Over at The Atlantic, Alexis Madrigal also picked up the video, and wrote: "Science Can Neither Explain Nor Deny the Awesomeness of This Sledding Crow."
What he meant was that a Youtube video of an animal doing something that looks, to humans, like play, isn't enough information to reach any meaningful conclusions. He explains:
There are two problems with making much of the video. First, scientists need context. We don't know where the bird is or how it learned this trick. There's not much to say without the proper markers of meaning that surround this kind of behavioral evidence.

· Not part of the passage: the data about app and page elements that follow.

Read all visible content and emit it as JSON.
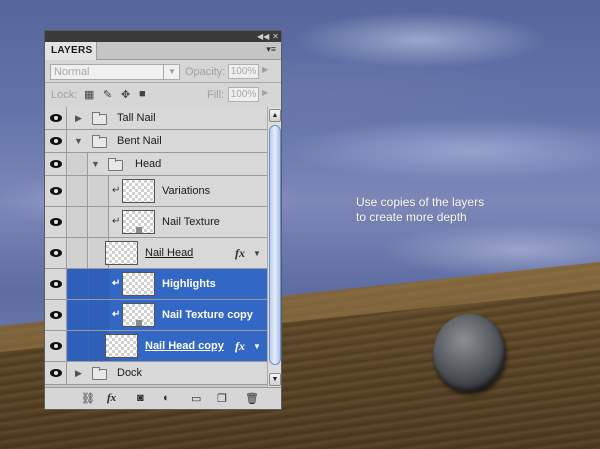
{
  "panel": {
    "tab_label": "LAYERS",
    "blend_mode": "Normal",
    "opacity_label": "Opacity:",
    "opacity_value": "100%",
    "lock_label": "Lock:",
    "fill_label": "Fill:",
    "fill_value": "100%"
  },
  "layers": [
    {
      "name": "Tall Nail",
      "type": "group",
      "expanded": false,
      "selected": false
    },
    {
      "name": "Bent Nail",
      "type": "group",
      "expanded": true,
      "selected": false
    },
    {
      "name": "Head",
      "type": "group",
      "expanded": true,
      "selected": false
    },
    {
      "name": "Variations",
      "type": "layer",
      "clipped": true,
      "selected": false
    },
    {
      "name": "Nail Texture",
      "type": "layer",
      "clipped": true,
      "selected": false
    },
    {
      "name": "Nail Head",
      "type": "layer",
      "fx": true,
      "selected": false
    },
    {
      "name": "Highlights",
      "type": "layer",
      "clipped": true,
      "selected": true
    },
    {
      "name": "Nail Texture copy",
      "type": "layer",
      "clipped": true,
      "selected": true
    },
    {
      "name": "Nail Head copy",
      "type": "layer",
      "fx": true,
      "selected": true
    },
    {
      "name": "Dock",
      "type": "group",
      "expanded": false,
      "selected": false
    }
  ],
  "fx_label": "fx",
  "note": {
    "line1": "Use copies of the layers",
    "line2": "to create more depth"
  },
  "icons": {
    "collapse": "double-chevron-icon",
    "close": "close-icon",
    "menu": "panel-menu-icon"
  },
  "colors": {
    "selection": "#3367c5",
    "panel_bg": "#d6d6d6"
  }
}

Second, when humans look at a crow doing something human-like, they have a very hard time not seeing themselves as the crow.

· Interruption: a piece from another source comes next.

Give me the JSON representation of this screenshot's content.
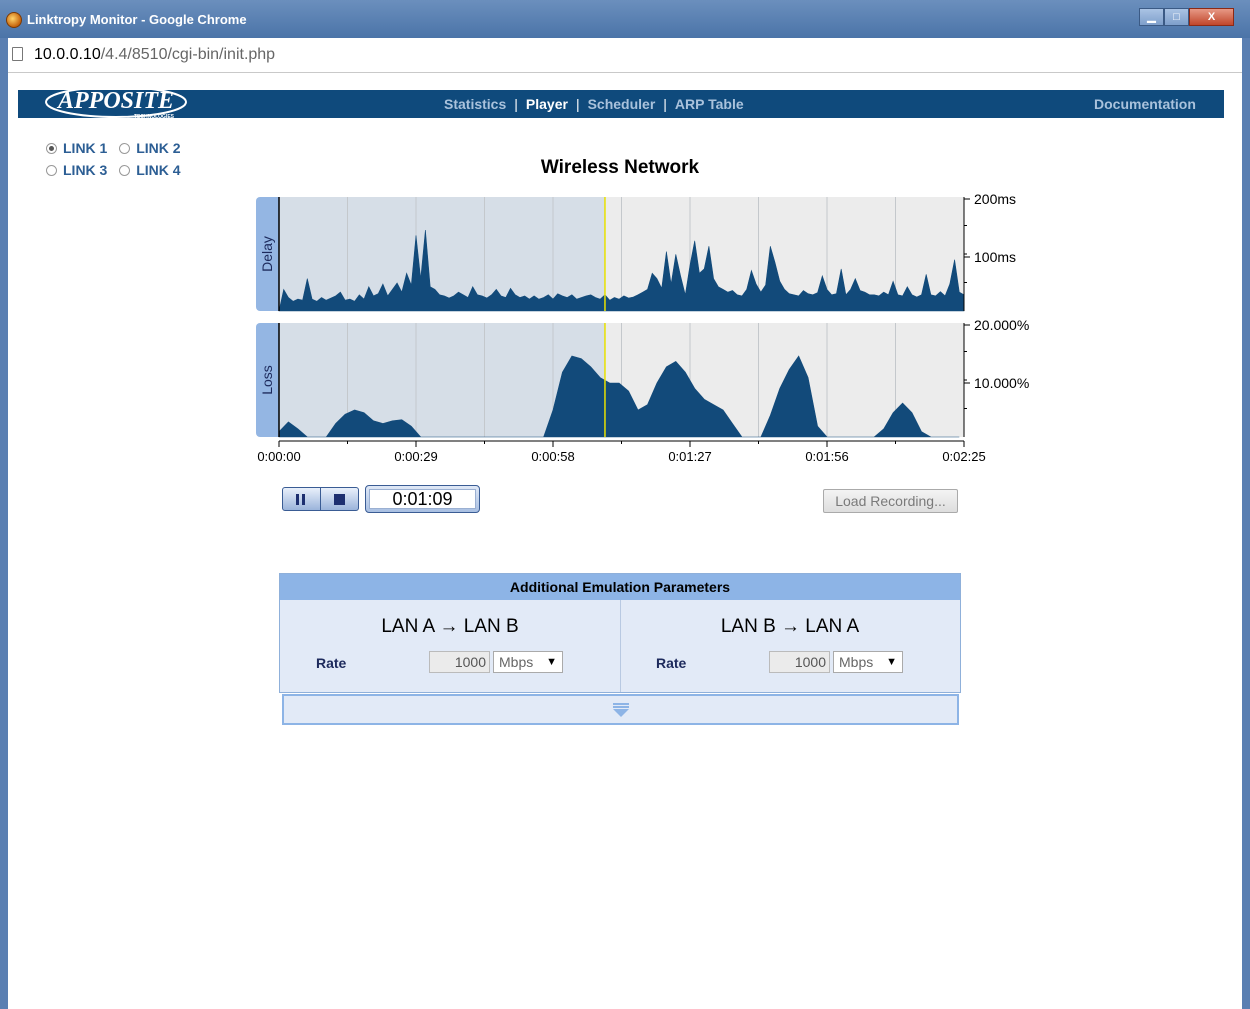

"Human beings have a strong, strong, strong tendency that if we see an animal do something that's analogous to what we do, like use a tool or answer an arithmetic question, we assume that the animal is doing it and understands the situation in the same way we do," [Alan Kamil, an expert on corvid behavior] said. "And sometimes that's true but more often it's false."

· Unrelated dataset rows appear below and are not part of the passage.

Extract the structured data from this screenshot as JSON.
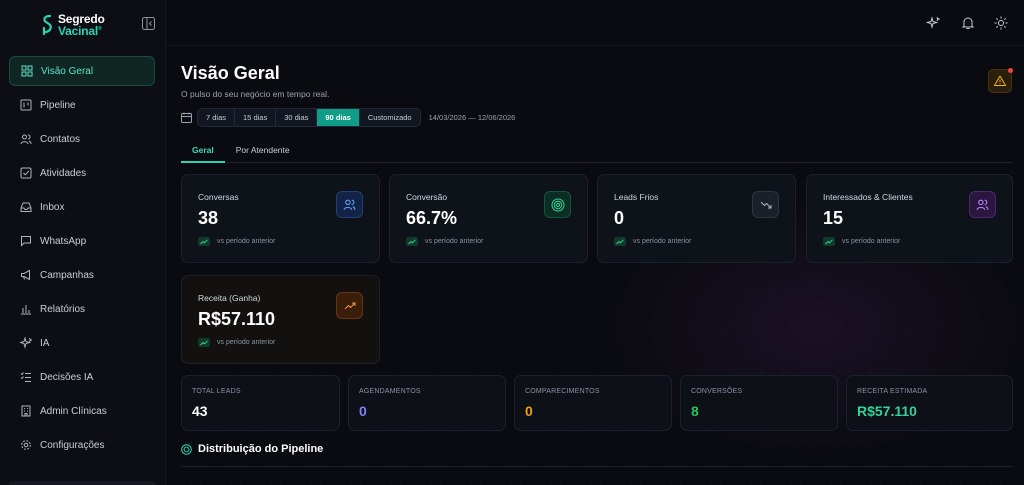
{
  "brand": {
    "line1": "Segredo",
    "line2": "Vacinal",
    "mark": "®"
  },
  "sidebar": {
    "items": [
      {
        "label": "Visão Geral",
        "icon": "dashboard-icon",
        "active": true
      },
      {
        "label": "Pipeline",
        "icon": "pipeline-icon"
      },
      {
        "label": "Contatos",
        "icon": "users-icon"
      },
      {
        "label": "Atividades",
        "icon": "checklist-icon"
      },
      {
        "label": "Inbox",
        "icon": "inbox-icon"
      },
      {
        "label": "WhatsApp",
        "icon": "chat-icon"
      },
      {
        "label": "Campanhas",
        "icon": "megaphone-icon"
      },
      {
        "label": "Relatórios",
        "icon": "bar-chart-icon"
      },
      {
        "label": "IA",
        "icon": "sparkles-icon"
      },
      {
        "label": "Decisões IA",
        "icon": "list-check-icon"
      },
      {
        "label": "Admin Clínicas",
        "icon": "building-icon"
      },
      {
        "label": "Configurações",
        "icon": "gear-icon"
      }
    ]
  },
  "header": {
    "title": "Visão Geral",
    "subtitle": "O pulso do seu negócio em tempo real."
  },
  "range": {
    "options": [
      "7 dias",
      "15 dias",
      "30 dias",
      "90 dias",
      "Customizado"
    ],
    "selected": "90 dias",
    "dates": "14/03/2026 — 12/06/2026"
  },
  "tabs": [
    {
      "label": "Geral",
      "active": true
    },
    {
      "label": "Por Atendente"
    }
  ],
  "cards": [
    {
      "label": "Conversas",
      "value": "38",
      "trend": "vs período anterior",
      "icon": "users-icon",
      "color": "#3b82f6"
    },
    {
      "label": "Conversão",
      "value": "66.7%",
      "trend": "vs período anterior",
      "icon": "target-icon",
      "color": "#10b981"
    },
    {
      "label": "Leads Frios",
      "value": "0",
      "trend": "vs período anterior",
      "icon": "trend-down-icon",
      "color": "#9ca3af"
    },
    {
      "label": "Interessados & Clientes",
      "value": "15",
      "trend": "vs período anterior",
      "icon": "users-icon",
      "color": "#a855f7"
    },
    {
      "label": "Receita (Ganha)",
      "value": "R$57.110",
      "trend": "vs período anterior",
      "icon": "trend-up-icon",
      "color": "#f97316"
    }
  ],
  "stats": [
    {
      "label": "TOTAL LEADS",
      "value": "43",
      "color": "#ffffff"
    },
    {
      "label": "AGENDAMENTOS",
      "value": "0",
      "color": "#7c83f6"
    },
    {
      "label": "COMPARECIMENTOS",
      "value": "0",
      "color": "#f59e0b"
    },
    {
      "label": "CONVERSÕES",
      "value": "8",
      "color": "#22c55e"
    },
    {
      "label": "RECEITA ESTIMADA",
      "value": "R$57.110",
      "color": "#34d399"
    }
  ],
  "section": {
    "title": "Distribuição do Pipeline"
  },
  "colors": {
    "accent": "#2bd4b4",
    "background": "#0a0b10"
  }
}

Kamil (and Madrigal) are right, of course. This video is just an anecdote, a single instance of an animal engaging in a particular behavior. However, digging into the scientific literature has revealed a bit more about corvids, the group of birds including the snowboarding hooded crow in the video, and their propensity for play.
In 1998, comparative psychologist Marc Bekoff together with John Byers, put together a book called Animal Play: Evolutionary, Comparative and Ecological Perspectives. It contains a chapter titled Play in common ravens, written by University of Vermont biologists Bernd Heinrich and Rachel Smolker.
Most relevant to us, at this time, is the following passage, which should strike the reader as familiar.
Observers from Alaskan and Northern Canadian towns routinely reported to us seeing ravens slide down steep snow covered roofs, only to fly or walk back up and repeat the slide. Ravens in our Maine aviary also roll down mounds of snow, and even do so on their backs with a stick held in the feet! David Lidstone, observing ravens at a deer carcass in Maine during the first snow storm of the year, reported that 'at least three birds flew up to a stump on a 2-3m incline, and then slid down the slope on their backs. Twice the sliding bird was holding a stick in its talons.' Gwinner (1966) reported seeing his captive ravens repeatedly sliding down a board. We see no obvious utilitarian function for sliding behavior. Perhaps it is a social display (not necessarily play) involved in securing status or mates by 'showing off' or drawing attention to themselves.
While this doesn't tell us if this particular behavior is to be considered play, it does tell us that this type of behavior is probably common among corvids. The crow from the youtube video is clearly not alone among corvids in its love of winter sports.
Earlier: Friday Fun: Snowboarding Crow